(Redirected from Swiss Civil Service)
Civilian service is a Swiss institution, created in 1996 as a alternative to military service.
Anyone who is unable to do military service for reasons of conscience can submit an application to be allowed to do civilian service. The applicant is then invited to a hearing where he is asked to explain his reasons for refusal. After this hearing, the application is approved should the applicant be found to be unable to be a member of a military service due to the demands of his conscience. In most cases it is approved (currently in about 90%).
A significant number of young males chooses to avoid military service by visiting a doctor who attests their incapability to do military service on medical grounds. This can by both physically and mentally. Those who are found unable to serve the military pay 2% of their income to the government.
Once part of the civilian service program, one has to work 1.5 times longer than the military service period refused. Full military service is currently 300 days, full civilian service consequnetly 450 days. Many non-profit organizations are licensed to employ civilian service workers.
There are still issues with how to handle Swiss living abroad who have already passed recruitment.
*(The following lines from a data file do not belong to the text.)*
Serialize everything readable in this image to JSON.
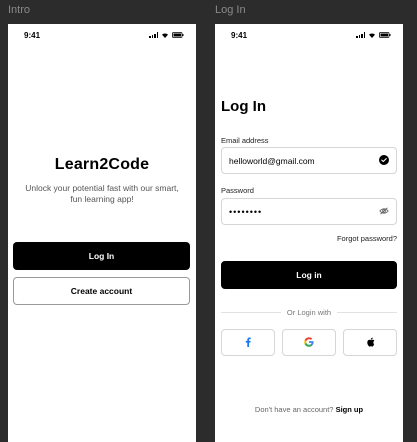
{
  "frames": {
    "intro_label": "Intro",
    "login_label": "Log In"
  },
  "status_bar": {
    "time": "9:41"
  },
  "intro": {
    "title": "Learn2Code",
    "subtitle": "Unlock your potential fast with our smart, fun learning app!",
    "login_button": "Log In",
    "create_account_button": "Create account"
  },
  "login": {
    "heading": "Log In",
    "email_label": "Email address",
    "email_value": "helloworld@gmail.com",
    "password_label": "Password",
    "password_value": "••••••••",
    "forgot_password": "Forgot password?",
    "login_button": "Log in",
    "divider_text": "Or Login with",
    "signup_prompt": "Don't have an account?",
    "signup_link": "Sign up"
  },
  "icons": {
    "email_valid": "check-circle-icon",
    "password_toggle": "eye-off-icon",
    "social": [
      "facebook-icon",
      "google-icon",
      "apple-icon"
    ]
  },
  "colors": {
    "primary": "#000000",
    "facebook": "#1877F2",
    "google_blue": "#4285F4",
    "google_red": "#EA4335",
    "google_yellow": "#FBBC05",
    "google_green": "#34A853"
  }
}
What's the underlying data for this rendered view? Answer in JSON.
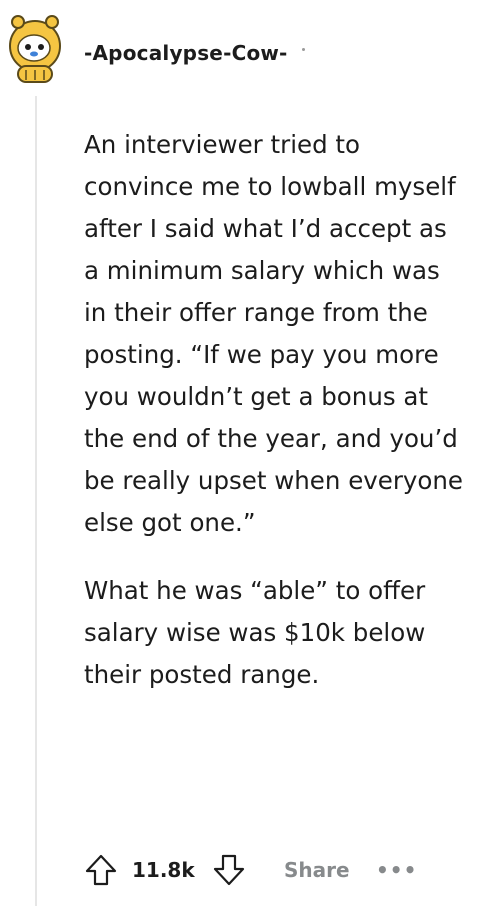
{
  "comment": {
    "author": "-Apocalypse-Cow-",
    "paragraphs": [
      "An interviewer tried to convince me to lowball myself after I said what I’d accept as a minimum salary which was in their offer range from the posting. “If we pay you more you wouldn’t get a bonus at the end of the year, and you’d be really upset when everyone else got one.”",
      "What he was “able” to offer salary wise was $10k below their posted range."
    ],
    "score": "11.8k",
    "share_label": "Share",
    "more_label": "•••"
  },
  "icons": {
    "avatar": "snoo-avatar-icon",
    "upvote": "upvote-arrow-icon",
    "downvote": "downvote-arrow-icon",
    "more": "more-options-icon"
  },
  "colors": {
    "text": "#1c1c1c",
    "muted": "#878a8c",
    "thread_line": "#e6e6e6",
    "avatar_yellow": "#f5c542",
    "avatar_blue": "#3f82d8"
  }
}
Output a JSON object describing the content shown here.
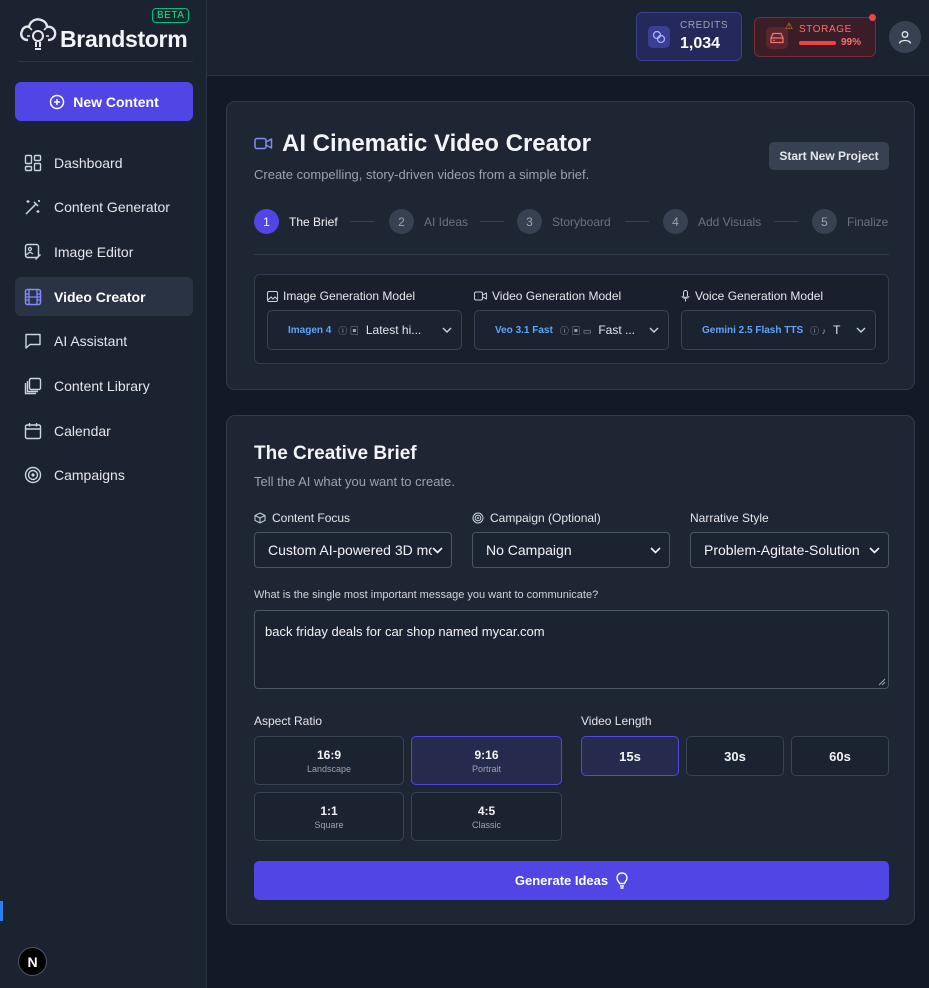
{
  "brand": {
    "name": "Brandstorm",
    "badge": "BETA"
  },
  "sidebar": {
    "new_content": "New Content",
    "items": [
      {
        "label": "Dashboard",
        "icon": "dashboard-icon"
      },
      {
        "label": "Content Generator",
        "icon": "wand-icon"
      },
      {
        "label": "Image Editor",
        "icon": "image-edit-icon"
      },
      {
        "label": "Video Creator",
        "icon": "film-icon",
        "active": true
      },
      {
        "label": "AI Assistant",
        "icon": "chat-icon"
      },
      {
        "label": "Content Library",
        "icon": "library-icon"
      },
      {
        "label": "Calendar",
        "icon": "calendar-icon"
      },
      {
        "label": "Campaigns",
        "icon": "target-icon"
      }
    ],
    "footer_badge": "N"
  },
  "header": {
    "credits": {
      "label": "CREDITS",
      "value": "1,034"
    },
    "storage": {
      "label": "STORAGE",
      "percent": "99%",
      "fill": 0.99
    }
  },
  "creator": {
    "title": "AI Cinematic Video Creator",
    "subtitle": "Create compelling, story-driven videos from a simple brief.",
    "start_button": "Start New Project",
    "steps": [
      {
        "num": "1",
        "label": "The Brief"
      },
      {
        "num": "2",
        "label": "AI Ideas"
      },
      {
        "num": "3",
        "label": "Storyboard"
      },
      {
        "num": "4",
        "label": "Add Visuals"
      },
      {
        "num": "5",
        "label": "Finalize"
      }
    ],
    "models": {
      "image": {
        "label": "Image Generation Model",
        "name": "Imagen 4",
        "desc": "Latest hi..."
      },
      "video": {
        "label": "Video Generation Model",
        "name": "Veo 3.1 Fast",
        "desc": "Fast ..."
      },
      "voice": {
        "label": "Voice Generation Model",
        "name": "Gemini 2.5 Flash TTS",
        "desc": "T"
      }
    }
  },
  "brief": {
    "title": "The Creative Brief",
    "subtitle": "Tell the AI what you want to create.",
    "content_focus": {
      "label": "Content Focus",
      "value": "Custom AI-powered 3D mo"
    },
    "campaign": {
      "label": "Campaign (Optional)",
      "value": "No Campaign"
    },
    "narrative": {
      "label": "Narrative Style",
      "value": "Problem-Agitate-Solution"
    },
    "message_label": "What is the single most important message you want to communicate?",
    "message_value": "back friday deals for car shop named mycar.com",
    "aspect_label": "Aspect Ratio",
    "aspects": [
      {
        "ratio": "16:9",
        "name": "Landscape"
      },
      {
        "ratio": "9:16",
        "name": "Portrait",
        "selected": true
      },
      {
        "ratio": "1:1",
        "name": "Square"
      },
      {
        "ratio": "4:5",
        "name": "Classic"
      }
    ],
    "length_label": "Video Length",
    "lengths": [
      "15s",
      "30s",
      "60s"
    ],
    "generate_button": "Generate Ideas"
  },
  "colors": {
    "accent": "#5145e5",
    "danger": "#ef4444",
    "link": "#60a5fa"
  }
}
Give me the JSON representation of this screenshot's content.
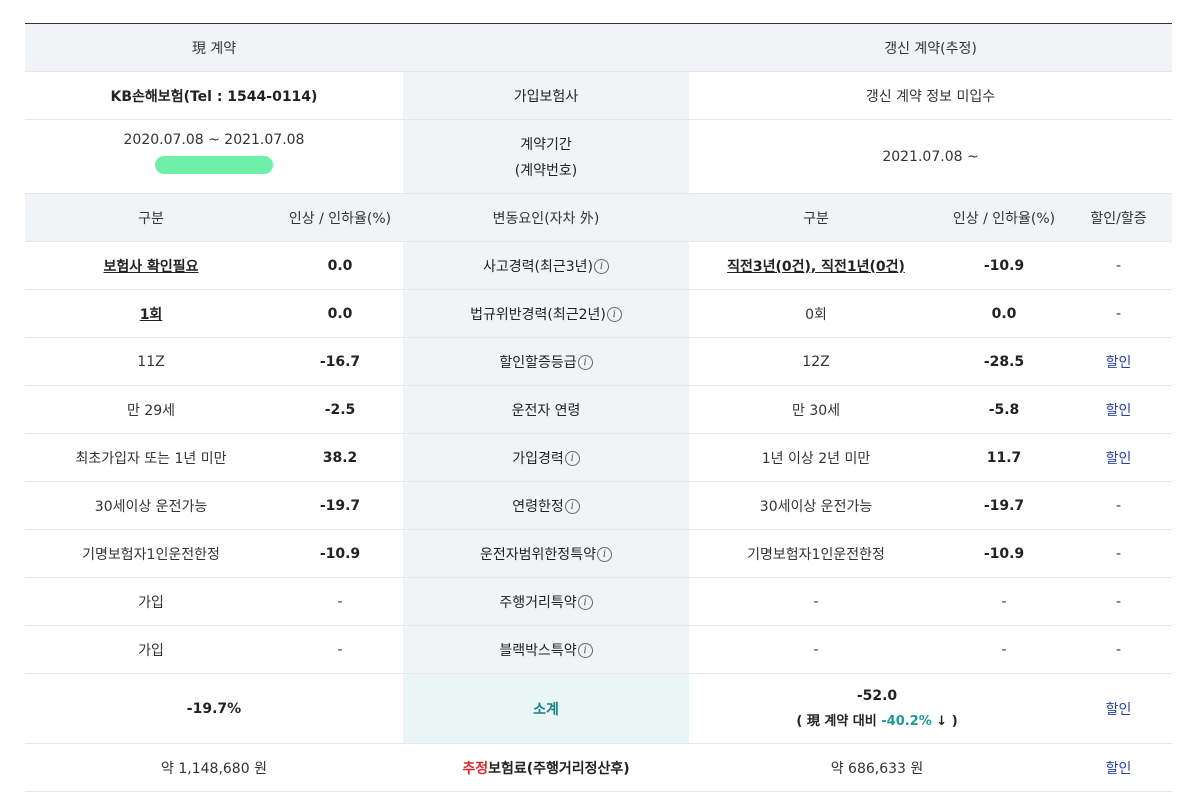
{
  "header": {
    "current": "現 계약",
    "renewal": "갱신 계약(추정)"
  },
  "insurer": {
    "current": "KB손해보험(Tel : 1544-0114)",
    "label": "가입보험사",
    "renewal": "갱신 계약 정보 미입수"
  },
  "period": {
    "current": "2020.07.08 ~ 2021.07.08",
    "label_line1": "계약기간",
    "label_line2": "(계약번호)",
    "renewal": "2021.07.08 ~"
  },
  "columns": {
    "cur_category": "구분",
    "cur_rate": "인상 / 인하율(%)",
    "factor": "변동요인(자차 外)",
    "new_category": "구분",
    "new_rate": "인상 / 인하율(%)",
    "discount": "할인/할증"
  },
  "info_glyph": "i",
  "rows": [
    {
      "cur": "보험사 확인필요",
      "cur_rate": "0.0",
      "factor": "사고경력(최근3년)",
      "new": "직전3년(0건), 직전1년(0건)",
      "new_rate": "-10.9",
      "disc": "-"
    },
    {
      "cur": "1회",
      "cur_rate": "0.0",
      "factor": "법규위반경력(최근2년)",
      "new": "0회",
      "new_rate": "0.0",
      "disc": "-"
    },
    {
      "cur": "11Z",
      "cur_rate": "-16.7",
      "factor": "할인할증등급",
      "new": "12Z",
      "new_rate": "-28.5",
      "disc": "할인"
    },
    {
      "cur": "만 29세",
      "cur_rate": "-2.5",
      "factor": "운전자 연령",
      "new": "만 30세",
      "new_rate": "-5.8",
      "disc": "할인"
    },
    {
      "cur": "최초가입자 또는 1년 미만",
      "cur_rate": "38.2",
      "factor": "가입경력",
      "new": "1년 이상 2년 미만",
      "new_rate": "11.7",
      "disc": "할인"
    },
    {
      "cur": "30세이상 운전가능",
      "cur_rate": "-19.7",
      "factor": "연령한정",
      "new": "30세이상 운전가능",
      "new_rate": "-19.7",
      "disc": "-"
    },
    {
      "cur": "기명보험자1인운전한정",
      "cur_rate": "-10.9",
      "factor": "운전자범위한정특약",
      "new": "기명보험자1인운전한정",
      "new_rate": "-10.9",
      "disc": "-"
    },
    {
      "cur": "가입",
      "cur_rate": "-",
      "factor": "주행거리특약",
      "new": "-",
      "new_rate": "-",
      "disc": "-"
    },
    {
      "cur": "가입",
      "cur_rate": "-",
      "factor": "블랙박스특약",
      "new": "-",
      "new_rate": "-",
      "disc": "-"
    }
  ],
  "subtotal": {
    "current": "-19.7%",
    "label": "소계",
    "renewal": "-52.0",
    "compare_prefix": "( 現 계약 대비 ",
    "compare_value": "-40.2%",
    "compare_suffix": " ↓ )",
    "disc": "할인"
  },
  "premium": {
    "current": "약 1,148,680 원",
    "label_red": "추정",
    "label_rest": "보험료(주행거리정산후)",
    "renewal": "약 686,633 원",
    "disc": "할인"
  },
  "colors": {
    "accent": "#1c9a9a",
    "link": "#2443a8",
    "red": "#e3262a",
    "header_bg": "#f1f4f7"
  }
}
In this case they are not exempt from military service or civilian service, and every step of the process requires their presence in Switzerland.
Edited by nenadbiosiupravu, 31 May 2004 - 21:14.